Confidential report:

Some EU diplomats – and many non-governmental groups – see a link in the timing with a confidential report by the EU’s top regional diplomats into settlement building and house demolitions in Area C. It called on the Commission to draft legislation “to prevent/discourage financial transactions in support of settlement activity.” Less than two weeks after the report was leaked, notices were served on clean energy projects in Haribat al-Nabi, Shaab al-Butum, Qawawis and Wadi al-Shesh. “It is not just the Germans that were slapped in the face but the whole EU,” said Tsafrir Cohen, a spokesman for Medico International, one of the partner organisations behind the project. “That was their answer to the Area C report.” EU diplomats say that more generally, Israeli settlement activity and house demolitions in Area C are increasing at an unprecedented speed but with the renewables projects, “we are particularly concerned because it is EU-funded infrastructure,” one told EurActiv. “We expect that there will be pressure put by the Germans to have this stopped, even if it is only a drop in the ocean of this whole process,” the source said. “Action is necessary.”


The EU Representative in Jerusalem, John Gatt-Ruter, sent EurActiv a statement, saying: “The EU is following closely the developments in Area C which makes up about 60% of the West Bank area. We have expressed several times our regret over the demolitions of houses and structures there. Representatives of the EU and the member states visited many locations in area C and we are in direct contact with the local communities. As an EU, we are calling on Israel to review its policy and planning system in order to allow for the socio-economic development of the Palestinian communities.”
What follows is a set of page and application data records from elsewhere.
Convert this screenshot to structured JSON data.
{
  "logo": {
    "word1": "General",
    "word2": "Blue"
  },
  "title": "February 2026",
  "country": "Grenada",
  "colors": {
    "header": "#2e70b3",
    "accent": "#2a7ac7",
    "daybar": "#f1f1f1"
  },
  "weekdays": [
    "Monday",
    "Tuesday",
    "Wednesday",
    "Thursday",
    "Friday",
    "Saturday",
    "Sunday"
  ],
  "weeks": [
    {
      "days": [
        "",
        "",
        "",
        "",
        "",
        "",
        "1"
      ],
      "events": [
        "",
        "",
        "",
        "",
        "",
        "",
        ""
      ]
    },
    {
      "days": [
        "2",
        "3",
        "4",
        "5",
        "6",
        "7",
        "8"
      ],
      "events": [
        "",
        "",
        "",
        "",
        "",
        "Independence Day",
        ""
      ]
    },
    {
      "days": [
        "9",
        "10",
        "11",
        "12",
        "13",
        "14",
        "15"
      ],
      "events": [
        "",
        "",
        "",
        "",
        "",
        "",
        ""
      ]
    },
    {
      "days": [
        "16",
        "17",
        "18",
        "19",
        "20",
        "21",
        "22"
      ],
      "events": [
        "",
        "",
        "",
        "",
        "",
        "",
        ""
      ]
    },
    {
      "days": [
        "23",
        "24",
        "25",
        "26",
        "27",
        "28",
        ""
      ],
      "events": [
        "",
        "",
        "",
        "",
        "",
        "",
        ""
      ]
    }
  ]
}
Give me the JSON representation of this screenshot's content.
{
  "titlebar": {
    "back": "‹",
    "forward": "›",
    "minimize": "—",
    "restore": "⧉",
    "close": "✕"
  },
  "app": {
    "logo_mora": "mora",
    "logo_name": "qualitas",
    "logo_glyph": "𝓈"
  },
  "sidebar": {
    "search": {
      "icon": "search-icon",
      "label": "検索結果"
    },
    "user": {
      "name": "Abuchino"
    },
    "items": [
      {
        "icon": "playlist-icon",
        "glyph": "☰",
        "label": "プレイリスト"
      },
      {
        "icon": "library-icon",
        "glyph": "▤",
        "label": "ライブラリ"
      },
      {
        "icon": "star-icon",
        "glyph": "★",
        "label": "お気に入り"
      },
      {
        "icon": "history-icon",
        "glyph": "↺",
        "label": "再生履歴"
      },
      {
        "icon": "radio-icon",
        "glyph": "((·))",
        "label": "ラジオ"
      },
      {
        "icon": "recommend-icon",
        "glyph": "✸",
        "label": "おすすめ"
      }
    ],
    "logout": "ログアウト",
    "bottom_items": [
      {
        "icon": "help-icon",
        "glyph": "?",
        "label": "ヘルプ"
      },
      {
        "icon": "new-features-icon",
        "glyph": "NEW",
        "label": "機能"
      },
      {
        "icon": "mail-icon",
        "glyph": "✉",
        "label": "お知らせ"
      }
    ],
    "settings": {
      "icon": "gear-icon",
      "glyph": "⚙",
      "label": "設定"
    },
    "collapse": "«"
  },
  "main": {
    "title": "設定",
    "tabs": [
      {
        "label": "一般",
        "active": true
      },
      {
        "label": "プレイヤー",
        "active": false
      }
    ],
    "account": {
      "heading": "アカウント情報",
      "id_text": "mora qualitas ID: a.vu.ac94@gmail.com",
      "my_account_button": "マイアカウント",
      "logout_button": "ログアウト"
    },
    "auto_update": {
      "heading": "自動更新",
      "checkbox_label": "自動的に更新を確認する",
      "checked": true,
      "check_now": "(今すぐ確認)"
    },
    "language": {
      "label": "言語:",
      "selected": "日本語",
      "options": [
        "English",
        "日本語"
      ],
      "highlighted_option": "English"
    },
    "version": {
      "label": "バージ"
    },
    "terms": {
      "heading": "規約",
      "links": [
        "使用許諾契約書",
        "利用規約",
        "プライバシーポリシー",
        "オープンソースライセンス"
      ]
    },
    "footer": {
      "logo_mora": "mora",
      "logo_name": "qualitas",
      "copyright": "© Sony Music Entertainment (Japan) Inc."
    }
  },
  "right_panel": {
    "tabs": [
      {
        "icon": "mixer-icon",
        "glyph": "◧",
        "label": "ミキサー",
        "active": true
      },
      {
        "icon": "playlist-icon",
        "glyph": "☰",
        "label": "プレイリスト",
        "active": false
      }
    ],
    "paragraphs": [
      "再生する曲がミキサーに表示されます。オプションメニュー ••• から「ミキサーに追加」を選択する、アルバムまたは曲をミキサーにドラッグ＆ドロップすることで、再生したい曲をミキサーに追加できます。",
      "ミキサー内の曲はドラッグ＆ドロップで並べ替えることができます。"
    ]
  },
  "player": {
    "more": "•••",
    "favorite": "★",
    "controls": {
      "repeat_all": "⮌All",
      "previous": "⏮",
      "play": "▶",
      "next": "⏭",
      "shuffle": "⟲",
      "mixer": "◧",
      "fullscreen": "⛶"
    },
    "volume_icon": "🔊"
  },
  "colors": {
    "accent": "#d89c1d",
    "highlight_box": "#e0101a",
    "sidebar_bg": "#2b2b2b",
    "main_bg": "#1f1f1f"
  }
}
Deborah Casalin, a policy officer for the Christian charity coalition CIDSE said: “In the face of displacement caused by Israeli occupation policies, European aid to Area C of the West Bank is helping Palestinians to remain in their homes and access water, electricity and other basic facilities, which is their right. Demolition of aid projects is against the Geneva Conventions and a direct obstruction of the EU’s aid. The EU must do all it can to stop demolitions, to make sure that its aid has an impact and that international law is respected.”


Palestinian Resistance

Ali Kazak's newsletter Today in Palestine contains many news summaries that include both armed and non-violent methods of resistance to the Occupation. The newsletter also contains much other useful reporting. This e-mail address is being protected from spam bots, you need JavaScript enabled to view it


Behind the Wall

Rich Wiles is a photographic artist who has been living and working in Palestine for some years. His photographic work has been shown around Europe, the US, Australia and in Palestine itself. Since 2006 he has been writing from Occupied Palestine under the title Behind the Wall. Much of this work is based in and around the refugee camps in Palestine, highlighting daily life and memories of refugees who still live in forced exile for over 60 years since Al Nakba (The Catastrophe).


See this In Occupied Palestine Report at: the PHRC website:

- and you can check out previous editions by clicking on In Occupied Palestine listed under Contents


If you have friends who would also like to receive these newsletters, please ask them to contact us at This e-mail address is being protected from spam bots, you need JavaScript enabled to view it